Where I come from, the act of ‘going to town’ is the exact opposite of the phrase people use when they want to jovially suggest that someone let loose and really have fun with something (painting one of the rooms of the house in eleven different colours or deciding to wax one’s entire body hairless, for example). In my home county, one ‘goes to town’ when there is quite literally nothing to do at home and the sheer boringness of everything cannot even be mitigated by reading the paper or annoying the cat. You might ‘go to town’ with your friends if they are in a similar situation in their home, or you might go with your family or partner. Either way, ‘going to town’ simply consists of an unnecessary trip to the nearest shopping area and wandering vaguely around the shops for a couple of hours pretending you are looking for a new pair of trousers, before you all eventually give up and admit that the real reason you are all here is to get a large flagon of coffee and a cake. Usually you come home with another newspaper and perhaps a DVD that was on sale or something, as material proof that there was a genuine purpose to this voyage into the local centre of trade. In one’s teenage years, ‘going to town’ often also involves a minimum of three hours spent pointlessly sitting in a cemetery or under some municipal stairs, hugging one’s knees and exchanging feeble innuendos.
One of the most important cultural traditions ever to arise within British culture is Faffing. Faffing does exist in other cultures, but only in Britain has it been identified and labelled with such an exceptional name and, as any Briton will know, a sense of knowing pride. To faff is to waste time with diddly little actions and tasks when something more pertinent or with a time limit must be attended to. That’s not to say that it is procrastination; you might genuinely want and need to be at a social engagement within half an hour, but for every half hour of human life there is a mandatory fifteen minutes of Faffing which one simply cannot avoid: making sure you have your house keys, remembering that you forgot to brush your hair, not being able to get your wallet into the mouth of your bag because it’s caught on something invisible, checking again to really make sure you have your house keys… 
Although the Germans have the reputation for punctuality, Brits really excel at this ability to estimate perfectly the amount of extra time any given activity will require for Faffing. A trip to the gym? At least half an hour, once you factor in things like putting the wrong leg into the wrong hole of your gym shorts and being asked by a bloke in the car park if you have twenty pence. Grocery shopping? Could only be fifteen minutes, as long as you don’t realise when you first get into the car that you really ought to go back in and turn off your computer first. A family trip off visiting relatives several miles away? Here you won’t get away with anything less than the estimated Faffing time per person added together for the family unit and then squared to factor in the compound Faffing that occurs when multiple people faff together, thus creating new reasons for each person to begin a new Faff.

Faffing is an inescapable part of life, and it’s an essential word once you know it, which is why my now-bilingual existence is so difficult at times. How can I express the concept to those who have never been able to put into words why you always end up leaving the house at least 15 minutes after having first put on your coat?
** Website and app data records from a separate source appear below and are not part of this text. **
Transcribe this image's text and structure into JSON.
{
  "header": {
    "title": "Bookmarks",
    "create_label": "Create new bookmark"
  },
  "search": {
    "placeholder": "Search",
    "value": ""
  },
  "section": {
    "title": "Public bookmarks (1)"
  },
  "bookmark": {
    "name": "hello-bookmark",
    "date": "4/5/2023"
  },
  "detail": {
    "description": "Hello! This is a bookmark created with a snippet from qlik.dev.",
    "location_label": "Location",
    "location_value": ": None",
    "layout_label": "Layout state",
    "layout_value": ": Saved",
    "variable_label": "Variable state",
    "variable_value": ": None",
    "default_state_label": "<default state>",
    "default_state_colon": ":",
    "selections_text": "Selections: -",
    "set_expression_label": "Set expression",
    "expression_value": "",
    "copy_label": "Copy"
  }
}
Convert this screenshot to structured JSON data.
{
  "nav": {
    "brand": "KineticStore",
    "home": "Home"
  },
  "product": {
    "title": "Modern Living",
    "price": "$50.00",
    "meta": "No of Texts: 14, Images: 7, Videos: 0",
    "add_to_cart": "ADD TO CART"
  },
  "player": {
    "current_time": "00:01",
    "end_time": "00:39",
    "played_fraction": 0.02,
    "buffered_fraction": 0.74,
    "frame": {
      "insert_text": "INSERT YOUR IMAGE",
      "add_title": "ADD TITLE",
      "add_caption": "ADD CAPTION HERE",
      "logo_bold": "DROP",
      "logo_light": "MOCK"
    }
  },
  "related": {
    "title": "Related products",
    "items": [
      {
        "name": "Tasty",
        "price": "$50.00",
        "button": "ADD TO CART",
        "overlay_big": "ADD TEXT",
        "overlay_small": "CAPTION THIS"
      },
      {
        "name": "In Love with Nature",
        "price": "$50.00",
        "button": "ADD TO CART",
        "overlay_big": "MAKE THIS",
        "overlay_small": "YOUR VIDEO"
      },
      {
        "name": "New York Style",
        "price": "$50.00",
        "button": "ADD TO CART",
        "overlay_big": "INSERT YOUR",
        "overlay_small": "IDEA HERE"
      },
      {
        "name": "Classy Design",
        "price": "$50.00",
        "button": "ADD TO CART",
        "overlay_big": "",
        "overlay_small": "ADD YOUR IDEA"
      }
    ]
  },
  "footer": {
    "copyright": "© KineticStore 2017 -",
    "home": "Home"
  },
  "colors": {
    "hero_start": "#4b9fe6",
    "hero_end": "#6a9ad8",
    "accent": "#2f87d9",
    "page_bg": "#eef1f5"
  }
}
How can I compete with people who have never acknowledged, perhaps never even known, what it is to faff? And how can I express my hatred of annoying and fiddly tasks without a German translation for the perfect phrase: “Ugh, it’s such a FAFF…”?

Rose T